# How do you find the exact value of  arccos(cos (7pi)/6)?

Oct 28, 2015

Find the exact value of $\arccos \left(\cos \left(\frac{7 \pi}{6}\right)\right)$

Ans:$\left(\frac{5 \pi}{6}\right)$

#### Explanation:

$\cos \left(\frac{7 \pi}{6}\right) = \cos \left(\frac{\pi}{6} + \pi\right) = - \cos \left(\frac{\pi}{6}\right) = - \frac{\sqrt{3}}{2}$
$\cos x = - \frac{\sqrt{3}}{2}$ --> arc $x = \left(\frac{5 \pi}{6}\right)$

Jul 23, 2016

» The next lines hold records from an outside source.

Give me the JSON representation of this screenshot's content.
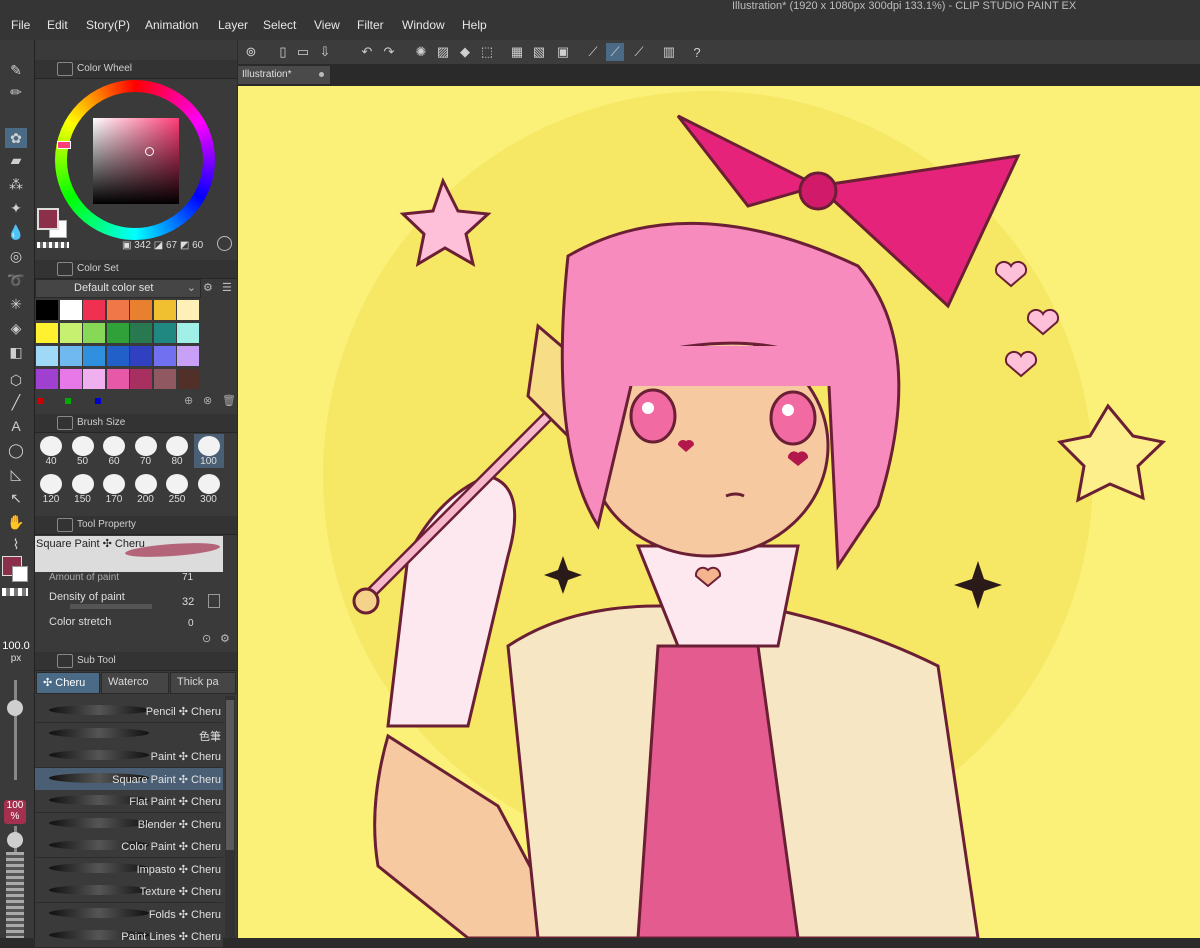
{
  "app": {
    "title": "Illustration* (1920 x 1080px 300dpi 133.1%)  - CLIP STUDIO PAINT EX"
  },
  "menu": [
    "File",
    "Edit",
    "Story(P)",
    "Animation",
    "Layer",
    "Select",
    "View",
    "Filter",
    "Window",
    "Help"
  ],
  "color_wheel": {
    "title": "Color Wheel",
    "h": "342",
    "s": "67",
    "v": "60",
    "main_color": "#8c2f4a"
  },
  "color_set": {
    "title": "Color Set",
    "preset": "Default color set",
    "swatches": [
      "#000000",
      "#ffffff",
      "#f03050",
      "#f07848",
      "#e88030",
      "#f0c030",
      "#fff0b8",
      "#fff030",
      "#c8f070",
      "#88d858",
      "#30a038",
      "#287850",
      "#208880",
      "#a0f0e8",
      "#a0d8f8",
      "#70b8f0",
      "#3090e0",
      "#2060c8",
      "#3040c0",
      "#7070f0",
      "#c8a0f8",
      "#a040d0",
      "#e878e8",
      "#f0b0f0",
      "#e858a8",
      "#a83060",
      "#905860",
      "#503028"
    ]
  },
  "brush_size": {
    "title": "Brush Size",
    "sizes": [
      "40",
      "50",
      "60",
      "70",
      "80",
      "100",
      "120",
      "150",
      "170",
      "200",
      "250",
      "300"
    ],
    "selected": "100"
  },
  "tool_property": {
    "title": "Tool Property",
    "brush_name": "Square Paint ✣ Cheru",
    "rows": [
      {
        "label": "Amount of paint",
        "value": "71"
      },
      {
        "label": "Density of paint",
        "value": "32"
      },
      {
        "label": "Color stretch",
        "value": "0"
      }
    ]
  },
  "sub_tool": {
    "title": "Sub Tool",
    "tabs": [
      "✣ Cheru",
      "Waterco",
      "Thick pa"
    ],
    "brushes": [
      "Pencil ✣ Cheru",
      "色筆",
      "Paint ✣ Cheru",
      "Square Paint ✣ Cheru",
      "Flat Paint ✣ Cheru",
      "Blender ✣ Cheru",
      "Color Paint ✣ Cheru",
      "Impasto ✣ Cheru",
      "Texture ✣ Cheru",
      "Folds ✣ Cheru",
      "Paint Lines ✣ Cheru"
    ],
    "selected": "Square Paint ✣ Cheru"
  },
  "brush_indicator": {
    "size_value": "100.0",
    "size_unit": "px",
    "opacity_value": "100",
    "opacity_unit": "%"
  },
  "document_tab": {
    "label": "Illustration*"
  },
  "canvas": {
    "background": "#fbf178"
  }
}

$\arccos \left(\cos \left(\frac{7 \pi}{6}\right)\right) = \frac{5 \pi}{6}$

#### Explanation:

Typically, the arccosine function works as such:

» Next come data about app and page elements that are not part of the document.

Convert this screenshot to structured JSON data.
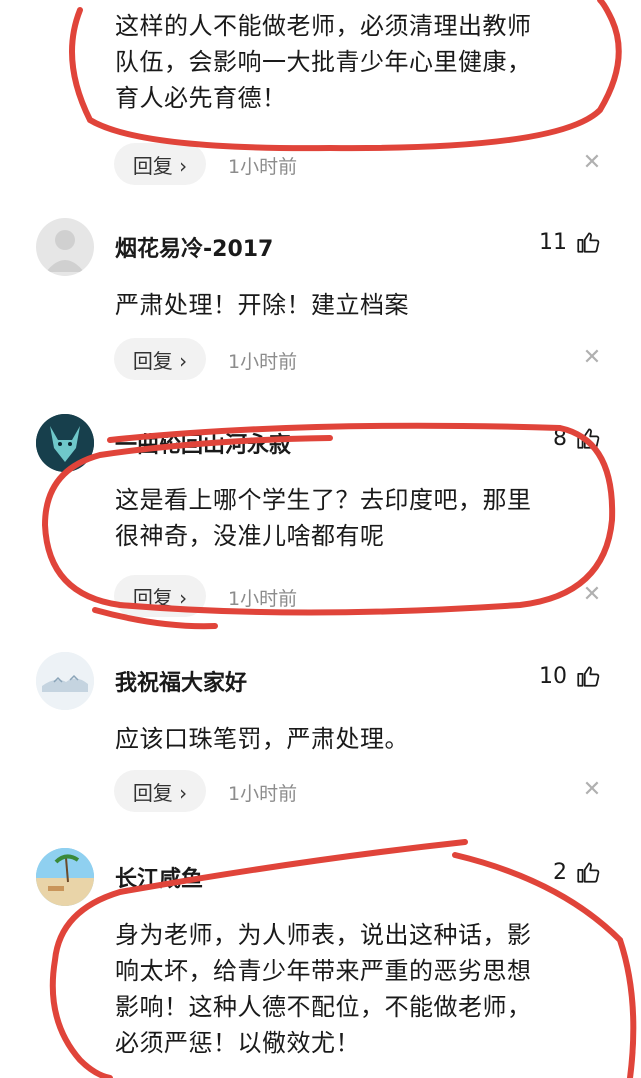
{
  "comments": [
    {
      "name": "",
      "text_lines": [
        "这样的人不能做老师，必须清理出教师",
        "队伍，会影响一大批青少年心里健康，",
        "育人必先育德！"
      ],
      "reply_label": "回复 ›",
      "time": "1小时前",
      "close_glyph": "✕"
    },
    {
      "name": "烟花易冷-2017",
      "likes": "11",
      "text_lines": [
        "严肃处理！开除！建立档案"
      ],
      "reply_label": "回复 ›",
      "time": "1小时前",
      "close_glyph": "✕"
    },
    {
      "name": "一曲轮回山河永寂",
      "likes": "8",
      "text_lines": [
        "这是看上哪个学生了？去印度吧，那里",
        "很神奇，没准儿啥都有呢"
      ],
      "reply_label": "回复 ›",
      "time": "1小时前",
      "close_glyph": "✕"
    },
    {
      "name": "我祝福大家好",
      "likes": "10",
      "text_lines": [
        "应该口珠笔罚，严肃处理。"
      ],
      "reply_label": "回复 ›",
      "time": "1小时前",
      "close_glyph": "✕"
    },
    {
      "name": "长江咸鱼",
      "likes": "2",
      "text_lines": [
        "身为老师，为人师表，说出这种话，影",
        "响太坏，给青少年带来严重的恶劣思想",
        "影响！这种人德不配位，不能做老师，",
        "必须严惩！以儆效尤！"
      ]
    }
  ],
  "colors": {
    "annotation_red": "#e0443a",
    "reply_bg": "#f2f2f2"
  },
  "icons": {
    "like": "thumbs-up-icon",
    "close": "close-icon"
  }
}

$\arccos \left(\cos \left(x\right)\right) = x$

So here, you would think that:

$\arccos \left(\cos \left(\frac{7 \pi}{6}\right)\right) = \frac{7 \pi}{6}$

However, this is not true!

The range of the arccosine function, that is, the values that the arccosine function can spit out, is restricted from $\left[0 , \pi\right]$.

Since $\frac{7 \pi}{6} > \pi$, the arccosine function cannot spit this out as an answer.

The best way to think about this is that $\frac{7 \pi}{6}$ is an angle in the third quadrant with a reference angle of $\frac{\pi}{6}$.

Since cosine is negative in the third quadrant, we will need an angle with a reference angle of $\frac{\pi}{6}$ that is also negative, i.e., in the second or third quadrants, that fits in the range of $\left[0 , \pi\right]$.

Since to fit in that range the angle must be in the first or second quadrant, and since cosine is negative, we want the angle from the second quadrant.

The angle with a reference angle of $\frac{\pi}{6}$ in the second quadrant is $\frac{5 \pi}{6}$.

Thus:

$\arccos \left(\cos \left(\frac{7 \pi}{6}\right)\right) = \frac{5 \pi}{6}$